I was struggling with the flow of my day to day life before starting Life Editing for Beginners. Every day was full – work hours, yoga, time with friends and family, exercise, housework, cooking – a little too full maybe! I felt like I was ticking everything off the to-do list but it was never quite enough or there was always another item waiting to be done. This course really taught me about structuring my days in the way I want them to play out and creating a balance so I’m not just constantly adding more and more into my schedule, which is what I have a tendency to do. And as an editor by trade, Sage's course seemed destined to work for me!

LEFB has lots of great worksheets, but the time log worksheet was one of the most useful and important for me. After completing my time log for a few days, I realised up to TWO AND A HALF hours of my spare time is spent on the internet. Shame! No wonder I was feeling overwhelmed by the other things on my to-do list. One habit I’ve implemented since the course is not using social media after 9pm at night. By creating this white space (as Sage would call it), once my ‘mandatory’ to-dos are done, I can spend time reading, taking a bath, watching my favourite shows, spending time with my husband and working on my blog.

I’ve also implemented gratitude into my daily routine – I have a reminder in my phone to stop mid-afternoon and think of five things I’m grateful for. During hectic, sometimes erratic work days, I've found slowing down for a couple of minutes hugely helpful. Gratitude forms the foundation of the course and helps me stay grounded when I’m working on rearranging other, larger aspects of my life.


The five steps of Sage's Life Editing process.
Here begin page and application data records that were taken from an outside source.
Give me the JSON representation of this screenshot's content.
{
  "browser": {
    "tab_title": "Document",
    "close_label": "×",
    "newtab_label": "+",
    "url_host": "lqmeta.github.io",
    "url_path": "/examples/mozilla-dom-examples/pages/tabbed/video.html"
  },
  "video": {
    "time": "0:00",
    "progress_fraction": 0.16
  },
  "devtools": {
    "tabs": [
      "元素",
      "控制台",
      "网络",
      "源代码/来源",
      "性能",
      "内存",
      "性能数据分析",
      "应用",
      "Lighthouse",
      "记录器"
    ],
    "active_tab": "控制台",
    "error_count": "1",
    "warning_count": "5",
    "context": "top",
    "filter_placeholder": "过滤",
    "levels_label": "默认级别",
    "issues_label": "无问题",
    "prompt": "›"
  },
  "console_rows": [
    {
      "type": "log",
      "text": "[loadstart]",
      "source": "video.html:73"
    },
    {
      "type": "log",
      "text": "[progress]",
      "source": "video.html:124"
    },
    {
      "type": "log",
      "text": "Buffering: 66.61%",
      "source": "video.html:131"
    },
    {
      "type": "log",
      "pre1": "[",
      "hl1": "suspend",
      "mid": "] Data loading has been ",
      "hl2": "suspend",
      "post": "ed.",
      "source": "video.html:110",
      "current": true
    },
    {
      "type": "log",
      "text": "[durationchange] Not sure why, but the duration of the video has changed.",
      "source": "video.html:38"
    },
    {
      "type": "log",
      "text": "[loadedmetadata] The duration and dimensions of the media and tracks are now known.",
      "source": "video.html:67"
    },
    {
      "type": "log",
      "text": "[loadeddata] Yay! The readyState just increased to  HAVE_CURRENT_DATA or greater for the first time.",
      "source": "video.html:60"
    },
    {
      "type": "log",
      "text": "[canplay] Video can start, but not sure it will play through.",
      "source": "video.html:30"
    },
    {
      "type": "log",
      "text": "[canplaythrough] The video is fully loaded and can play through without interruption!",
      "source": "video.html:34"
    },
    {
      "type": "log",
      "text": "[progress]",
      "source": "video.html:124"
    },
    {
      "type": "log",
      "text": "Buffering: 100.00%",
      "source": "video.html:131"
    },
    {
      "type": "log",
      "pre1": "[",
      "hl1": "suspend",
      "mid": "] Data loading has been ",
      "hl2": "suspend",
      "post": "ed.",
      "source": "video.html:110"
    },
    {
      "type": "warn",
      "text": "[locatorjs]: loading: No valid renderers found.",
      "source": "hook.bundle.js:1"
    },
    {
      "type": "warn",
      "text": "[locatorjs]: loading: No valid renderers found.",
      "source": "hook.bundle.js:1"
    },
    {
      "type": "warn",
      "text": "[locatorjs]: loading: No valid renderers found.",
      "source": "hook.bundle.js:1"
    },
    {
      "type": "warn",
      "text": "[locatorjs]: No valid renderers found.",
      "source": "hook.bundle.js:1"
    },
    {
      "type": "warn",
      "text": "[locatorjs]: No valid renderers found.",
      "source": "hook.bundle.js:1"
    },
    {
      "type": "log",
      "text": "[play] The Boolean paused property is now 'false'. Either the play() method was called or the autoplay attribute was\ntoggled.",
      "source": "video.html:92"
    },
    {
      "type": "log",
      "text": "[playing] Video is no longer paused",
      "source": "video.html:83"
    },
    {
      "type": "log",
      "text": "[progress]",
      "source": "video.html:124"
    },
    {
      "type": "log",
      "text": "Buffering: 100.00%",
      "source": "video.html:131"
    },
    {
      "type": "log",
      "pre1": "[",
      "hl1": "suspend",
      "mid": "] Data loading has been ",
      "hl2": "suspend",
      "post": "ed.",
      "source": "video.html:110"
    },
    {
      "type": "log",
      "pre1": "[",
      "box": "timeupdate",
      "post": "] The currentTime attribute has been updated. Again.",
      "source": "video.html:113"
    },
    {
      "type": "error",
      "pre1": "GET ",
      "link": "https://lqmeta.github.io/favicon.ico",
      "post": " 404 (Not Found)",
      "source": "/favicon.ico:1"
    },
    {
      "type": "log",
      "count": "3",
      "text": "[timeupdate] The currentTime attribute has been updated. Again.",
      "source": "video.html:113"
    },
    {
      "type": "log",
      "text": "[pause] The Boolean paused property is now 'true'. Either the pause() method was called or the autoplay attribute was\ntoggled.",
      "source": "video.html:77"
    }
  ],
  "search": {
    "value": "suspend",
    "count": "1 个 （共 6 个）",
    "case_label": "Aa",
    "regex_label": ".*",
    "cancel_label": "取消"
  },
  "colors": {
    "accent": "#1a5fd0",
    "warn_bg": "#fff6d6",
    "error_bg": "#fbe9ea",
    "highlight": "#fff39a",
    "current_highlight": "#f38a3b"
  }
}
Gratitude falls under foundation.

The five steps of Sage's Life Editing process. Gratitude falls under foundation.

There are so many highlights to the course – the group calls, Sage’s videos, the Facebook group full of like-minded women. I’d really recommend this course to help you review how your daily life is tracking, something I think all of us can use. Now I’m working on entrenching my new habits and planning a review of the Life Editing process every quarter to keep me on track and help me adjust easily to any new circumstances. Thanks Sage! Here’s the link to join up to this great course: http://sagegrayson.com/life-editing-beginners/